Every line containing the string "Secure" should be returned from the records.

Website and app data records:
══════

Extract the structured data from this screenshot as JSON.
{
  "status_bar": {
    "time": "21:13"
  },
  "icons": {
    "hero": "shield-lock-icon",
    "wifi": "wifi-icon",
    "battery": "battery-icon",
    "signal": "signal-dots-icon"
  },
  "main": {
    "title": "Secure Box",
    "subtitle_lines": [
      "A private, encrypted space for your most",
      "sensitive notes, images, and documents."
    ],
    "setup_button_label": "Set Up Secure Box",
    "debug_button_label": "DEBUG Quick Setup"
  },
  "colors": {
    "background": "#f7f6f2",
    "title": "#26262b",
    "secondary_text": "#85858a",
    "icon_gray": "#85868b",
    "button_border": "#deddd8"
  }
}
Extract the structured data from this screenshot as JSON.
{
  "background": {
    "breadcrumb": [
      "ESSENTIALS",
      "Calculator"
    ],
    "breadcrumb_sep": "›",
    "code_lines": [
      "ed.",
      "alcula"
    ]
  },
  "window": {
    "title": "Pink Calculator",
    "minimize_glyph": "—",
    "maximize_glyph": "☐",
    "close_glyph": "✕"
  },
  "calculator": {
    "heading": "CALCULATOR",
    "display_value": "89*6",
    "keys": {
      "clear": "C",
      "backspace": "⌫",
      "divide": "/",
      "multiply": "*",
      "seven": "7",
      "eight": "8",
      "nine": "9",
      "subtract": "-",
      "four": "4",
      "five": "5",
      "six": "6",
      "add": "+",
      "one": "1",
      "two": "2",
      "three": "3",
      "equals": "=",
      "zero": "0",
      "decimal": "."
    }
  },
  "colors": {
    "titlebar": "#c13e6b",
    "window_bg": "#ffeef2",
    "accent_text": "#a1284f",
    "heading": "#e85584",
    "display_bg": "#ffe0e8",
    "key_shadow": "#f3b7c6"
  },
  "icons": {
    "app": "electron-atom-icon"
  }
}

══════

## Answer to this problem:
    "title": "Secure Box",
    "setup_button_label": "Set Up Secure Box",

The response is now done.